Public figures like Leonardo di Caprio rose up against him and dictated the extent of his persecution. The hunter-dentist insisted that he had no idea that Cecil was a famous lion but he never showed any regret for killing wild animals. There is nothing to indicate that you have left trophy hunting.
Palmer got rid of any convictions in both the US and Zimbabwe for having all papers in order at the time of the hunt.
Slaughter of the Cecil Lion. A Crime That Gone in Almost Unpunished History
The affliction quickly passed him. On the day one year after Cecil's slaughter, the paparazzi caught him driving a Porsche Cayenne Turbo and showing it off to the people at the valet parking from a posh Minneapolis bar. He was described as satisfied with life.
And yet, the animosity generated around it caused changes in the attitude of various national authorities towards recreational trophy hunting. In the US and the European Union, lawmakers made efforts to ban the importation of lion trophies altogether.
The controversy caused the three largest American airlines to ban its transport.
However, a petition called “Justice for Cecil” calling for the Zimbabwean government to stop issuing hunting permits for endangered animals was signed by 1.2 million people, despite, as noted by the Zimbabwean newspaper “The Chronicle”, 99.99% of his countrymen had no idea who the lion was.
The Political Consequences of the Death of the Lion Cecil
The government of Zimbabwe relented. It decreed that such deaths would now have to be justified and authorized by the General Directorate of National Parks and Wildlife of the country. For the sake of the lions we found in PN Hwange – several of them children and grandchildren of Cecil and Jericho – and many others.
The next day dawns with Warthog – an elephant so christened by Somali people for having its tusks sticking out like African wild boars – trying to break through the log barrier that protected the camp yard. Warthog is once again eager to devour the acacia fruits accumulated in the ground.
The elephant's obsession is such that Nônô is forced to call Robert. Using a stick and repeatedly clapping his hands, he finally manages to drive him away, only to spot a baboon hiding in the bathroom opposite the big tent.
“This one is now used to this”, they tell us as if it were nothing. “Hide over there and see if we leave the room. When we go out, he goes in and steals cookies and sugar!”
Back to the Kalahari and PN Hwange's Wilderness

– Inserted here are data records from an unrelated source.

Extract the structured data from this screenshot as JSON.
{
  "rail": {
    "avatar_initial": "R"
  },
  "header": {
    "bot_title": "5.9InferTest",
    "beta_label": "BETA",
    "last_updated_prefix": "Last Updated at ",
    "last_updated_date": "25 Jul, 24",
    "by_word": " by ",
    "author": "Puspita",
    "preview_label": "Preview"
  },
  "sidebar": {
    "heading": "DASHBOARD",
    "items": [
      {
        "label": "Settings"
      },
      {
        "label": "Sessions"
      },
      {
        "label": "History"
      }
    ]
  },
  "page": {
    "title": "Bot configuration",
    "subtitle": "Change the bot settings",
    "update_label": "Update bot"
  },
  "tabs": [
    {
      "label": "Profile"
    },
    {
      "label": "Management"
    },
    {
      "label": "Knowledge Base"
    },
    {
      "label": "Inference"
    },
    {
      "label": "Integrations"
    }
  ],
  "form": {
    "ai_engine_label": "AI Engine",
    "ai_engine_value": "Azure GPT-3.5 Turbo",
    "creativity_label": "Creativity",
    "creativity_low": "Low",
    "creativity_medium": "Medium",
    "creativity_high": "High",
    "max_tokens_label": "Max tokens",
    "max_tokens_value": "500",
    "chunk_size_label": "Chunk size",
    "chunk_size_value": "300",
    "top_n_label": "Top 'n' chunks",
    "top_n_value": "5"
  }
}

Robert reminds Nônô to keep an eye on the animals. Soon after, we returned to the jeep and the discovery of PN Hwange. We pass by another pond frequented by dozens of elephants and to which dozens more flock in long caravans.
In any park, this would be the focus of attention but PN Hwange is special. Robert receives a radio communication. “They've found them again. Now they're all there.” Ten minutes later we find ourselves five or six meters from the pack left to their destinations by Cecil and Jericho.
They had hunted a zebra during the night. A young lion asserted itself in a privileged place to devour what was left of the carcass. If any of the others made a move, he threatened them with the worst of his temper.
Not that it was necessary, but Robert made it clear that, in the already long absence of Cecil and Jericho, this young man from the pack was asserting himself as a likely new leader.
At that time, in Zimbabwe, a battle raged between the pro-hunt movement of the ignoble SCI and the force of environmentalists and conservationists who did everything to resist it.
In between was the government of Zimbabwe, led by Dean Robert Mugabe, the most resilient “lion” in all of Africa. Good thing, it would be that Nature could defend itself from human madness.
Article created in PN Hwange, Zimbabwe, with the precious support of AFRICAN BUSH CAMPS